::: INPUT :::

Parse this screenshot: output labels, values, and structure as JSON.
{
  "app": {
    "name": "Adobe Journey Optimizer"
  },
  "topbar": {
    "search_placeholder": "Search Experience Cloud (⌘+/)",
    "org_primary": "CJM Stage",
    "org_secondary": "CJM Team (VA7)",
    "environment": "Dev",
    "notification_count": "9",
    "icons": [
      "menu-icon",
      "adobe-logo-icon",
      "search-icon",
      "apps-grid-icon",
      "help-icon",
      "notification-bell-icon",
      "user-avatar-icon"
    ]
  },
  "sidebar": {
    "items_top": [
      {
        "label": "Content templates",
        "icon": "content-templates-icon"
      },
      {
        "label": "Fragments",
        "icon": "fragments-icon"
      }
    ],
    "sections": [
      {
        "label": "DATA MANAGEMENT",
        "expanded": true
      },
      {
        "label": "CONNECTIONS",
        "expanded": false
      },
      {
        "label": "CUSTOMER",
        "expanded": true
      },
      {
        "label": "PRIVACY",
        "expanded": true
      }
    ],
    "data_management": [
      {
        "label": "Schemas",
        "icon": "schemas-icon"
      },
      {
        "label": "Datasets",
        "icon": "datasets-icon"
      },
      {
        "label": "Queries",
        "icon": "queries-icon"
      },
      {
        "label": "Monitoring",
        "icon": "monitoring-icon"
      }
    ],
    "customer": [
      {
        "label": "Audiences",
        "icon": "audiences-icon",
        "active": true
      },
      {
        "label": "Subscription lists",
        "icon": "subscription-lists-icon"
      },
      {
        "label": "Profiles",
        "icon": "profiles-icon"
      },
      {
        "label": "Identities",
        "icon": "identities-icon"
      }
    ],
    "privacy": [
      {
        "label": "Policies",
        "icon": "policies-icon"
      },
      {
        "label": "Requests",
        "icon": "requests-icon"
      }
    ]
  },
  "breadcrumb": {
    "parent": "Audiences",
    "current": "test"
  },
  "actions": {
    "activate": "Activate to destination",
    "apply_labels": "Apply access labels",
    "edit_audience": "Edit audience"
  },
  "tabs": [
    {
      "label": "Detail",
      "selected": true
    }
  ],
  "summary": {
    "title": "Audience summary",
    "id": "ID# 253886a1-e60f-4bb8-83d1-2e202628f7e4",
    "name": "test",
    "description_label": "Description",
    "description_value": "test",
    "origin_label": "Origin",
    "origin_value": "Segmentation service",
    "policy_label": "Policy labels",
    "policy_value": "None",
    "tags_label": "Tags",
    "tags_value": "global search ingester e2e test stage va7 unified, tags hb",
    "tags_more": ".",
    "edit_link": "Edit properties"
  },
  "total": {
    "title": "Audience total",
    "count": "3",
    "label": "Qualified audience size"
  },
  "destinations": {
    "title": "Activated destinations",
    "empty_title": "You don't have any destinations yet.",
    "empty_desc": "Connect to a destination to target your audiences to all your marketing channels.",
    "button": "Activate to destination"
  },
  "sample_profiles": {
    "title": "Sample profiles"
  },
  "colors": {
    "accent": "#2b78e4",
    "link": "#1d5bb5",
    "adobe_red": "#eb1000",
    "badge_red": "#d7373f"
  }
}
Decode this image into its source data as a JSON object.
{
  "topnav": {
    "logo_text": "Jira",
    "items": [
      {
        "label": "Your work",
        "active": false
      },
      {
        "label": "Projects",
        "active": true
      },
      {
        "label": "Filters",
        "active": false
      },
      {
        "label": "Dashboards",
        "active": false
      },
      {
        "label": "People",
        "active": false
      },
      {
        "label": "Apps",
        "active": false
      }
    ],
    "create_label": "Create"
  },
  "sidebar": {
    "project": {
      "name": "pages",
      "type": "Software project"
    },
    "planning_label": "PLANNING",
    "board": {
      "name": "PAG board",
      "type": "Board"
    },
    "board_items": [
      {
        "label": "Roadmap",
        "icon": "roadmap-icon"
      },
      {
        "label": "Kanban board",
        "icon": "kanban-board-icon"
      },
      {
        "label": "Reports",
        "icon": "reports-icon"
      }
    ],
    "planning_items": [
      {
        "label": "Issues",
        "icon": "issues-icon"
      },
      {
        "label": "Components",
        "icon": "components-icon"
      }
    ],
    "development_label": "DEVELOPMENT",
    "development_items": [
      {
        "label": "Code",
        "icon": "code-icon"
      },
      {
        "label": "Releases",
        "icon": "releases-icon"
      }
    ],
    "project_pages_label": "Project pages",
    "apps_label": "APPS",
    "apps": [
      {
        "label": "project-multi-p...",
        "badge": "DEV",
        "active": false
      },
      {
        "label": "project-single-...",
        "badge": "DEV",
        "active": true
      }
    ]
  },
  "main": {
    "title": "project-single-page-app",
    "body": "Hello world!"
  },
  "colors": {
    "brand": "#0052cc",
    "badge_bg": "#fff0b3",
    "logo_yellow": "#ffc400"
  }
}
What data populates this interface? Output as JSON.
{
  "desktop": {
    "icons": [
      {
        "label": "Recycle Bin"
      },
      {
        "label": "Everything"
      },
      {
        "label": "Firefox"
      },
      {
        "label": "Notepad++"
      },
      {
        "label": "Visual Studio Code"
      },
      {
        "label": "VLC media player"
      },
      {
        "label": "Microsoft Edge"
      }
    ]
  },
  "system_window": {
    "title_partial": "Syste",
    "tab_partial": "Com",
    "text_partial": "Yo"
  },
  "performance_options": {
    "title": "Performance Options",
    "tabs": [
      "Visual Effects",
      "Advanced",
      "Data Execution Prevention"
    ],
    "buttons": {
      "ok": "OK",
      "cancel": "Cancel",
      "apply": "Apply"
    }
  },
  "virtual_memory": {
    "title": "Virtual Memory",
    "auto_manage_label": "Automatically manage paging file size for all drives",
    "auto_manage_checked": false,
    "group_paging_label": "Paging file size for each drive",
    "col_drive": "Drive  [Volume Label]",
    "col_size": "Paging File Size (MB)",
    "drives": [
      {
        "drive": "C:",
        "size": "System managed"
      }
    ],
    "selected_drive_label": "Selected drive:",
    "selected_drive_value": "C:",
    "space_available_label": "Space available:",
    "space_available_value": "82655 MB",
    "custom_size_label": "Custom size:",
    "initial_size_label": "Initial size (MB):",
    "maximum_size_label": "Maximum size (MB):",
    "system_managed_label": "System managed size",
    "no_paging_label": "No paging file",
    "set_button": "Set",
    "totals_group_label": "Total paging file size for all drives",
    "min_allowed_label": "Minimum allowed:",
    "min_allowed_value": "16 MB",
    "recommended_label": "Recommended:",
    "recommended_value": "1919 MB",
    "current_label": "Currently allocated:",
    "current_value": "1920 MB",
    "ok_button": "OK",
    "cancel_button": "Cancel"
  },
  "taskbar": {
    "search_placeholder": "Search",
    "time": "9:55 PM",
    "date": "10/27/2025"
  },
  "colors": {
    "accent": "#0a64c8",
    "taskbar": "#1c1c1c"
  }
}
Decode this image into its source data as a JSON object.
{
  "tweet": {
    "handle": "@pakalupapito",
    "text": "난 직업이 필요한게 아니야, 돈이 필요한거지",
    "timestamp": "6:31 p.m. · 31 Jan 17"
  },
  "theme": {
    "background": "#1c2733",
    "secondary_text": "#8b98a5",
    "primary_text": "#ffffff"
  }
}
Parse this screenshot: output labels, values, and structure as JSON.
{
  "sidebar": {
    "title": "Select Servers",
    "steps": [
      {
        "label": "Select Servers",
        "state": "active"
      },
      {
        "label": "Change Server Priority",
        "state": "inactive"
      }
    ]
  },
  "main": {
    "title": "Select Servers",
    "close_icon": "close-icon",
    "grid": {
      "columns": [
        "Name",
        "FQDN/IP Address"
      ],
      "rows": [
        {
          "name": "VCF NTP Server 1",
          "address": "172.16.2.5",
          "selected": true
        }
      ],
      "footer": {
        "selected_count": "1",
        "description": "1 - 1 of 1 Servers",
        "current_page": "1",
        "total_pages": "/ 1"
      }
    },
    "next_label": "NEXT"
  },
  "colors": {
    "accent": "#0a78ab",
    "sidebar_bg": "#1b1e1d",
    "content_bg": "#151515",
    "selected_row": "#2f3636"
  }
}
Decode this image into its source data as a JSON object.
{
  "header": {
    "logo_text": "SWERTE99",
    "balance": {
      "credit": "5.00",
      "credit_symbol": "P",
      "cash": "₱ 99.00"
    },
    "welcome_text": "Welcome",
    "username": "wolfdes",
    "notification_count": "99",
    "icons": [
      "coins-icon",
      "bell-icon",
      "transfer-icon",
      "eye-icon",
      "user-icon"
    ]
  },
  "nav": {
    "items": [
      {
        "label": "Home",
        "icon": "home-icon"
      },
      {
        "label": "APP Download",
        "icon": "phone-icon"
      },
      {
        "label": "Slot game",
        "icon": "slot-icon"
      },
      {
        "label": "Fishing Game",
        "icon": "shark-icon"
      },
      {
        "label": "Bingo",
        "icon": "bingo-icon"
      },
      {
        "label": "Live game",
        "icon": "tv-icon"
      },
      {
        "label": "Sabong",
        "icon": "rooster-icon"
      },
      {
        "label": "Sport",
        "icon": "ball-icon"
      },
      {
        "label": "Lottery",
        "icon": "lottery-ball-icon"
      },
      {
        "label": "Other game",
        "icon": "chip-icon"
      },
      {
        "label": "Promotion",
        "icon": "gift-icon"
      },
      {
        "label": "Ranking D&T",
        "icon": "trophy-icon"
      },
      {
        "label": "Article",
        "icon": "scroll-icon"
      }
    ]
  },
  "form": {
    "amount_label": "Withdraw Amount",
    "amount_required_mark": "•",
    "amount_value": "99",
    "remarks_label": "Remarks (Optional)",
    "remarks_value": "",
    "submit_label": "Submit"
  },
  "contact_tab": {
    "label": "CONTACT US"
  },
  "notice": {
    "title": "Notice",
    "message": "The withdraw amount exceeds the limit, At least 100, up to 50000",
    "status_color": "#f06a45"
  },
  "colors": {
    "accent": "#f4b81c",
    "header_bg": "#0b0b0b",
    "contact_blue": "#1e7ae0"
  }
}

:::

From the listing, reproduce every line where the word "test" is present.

    "current": "test"
    "name": "test",
    "description_value": "test",
    "tags_value": "global search ingester e2e test stage va7 unified, tags hb",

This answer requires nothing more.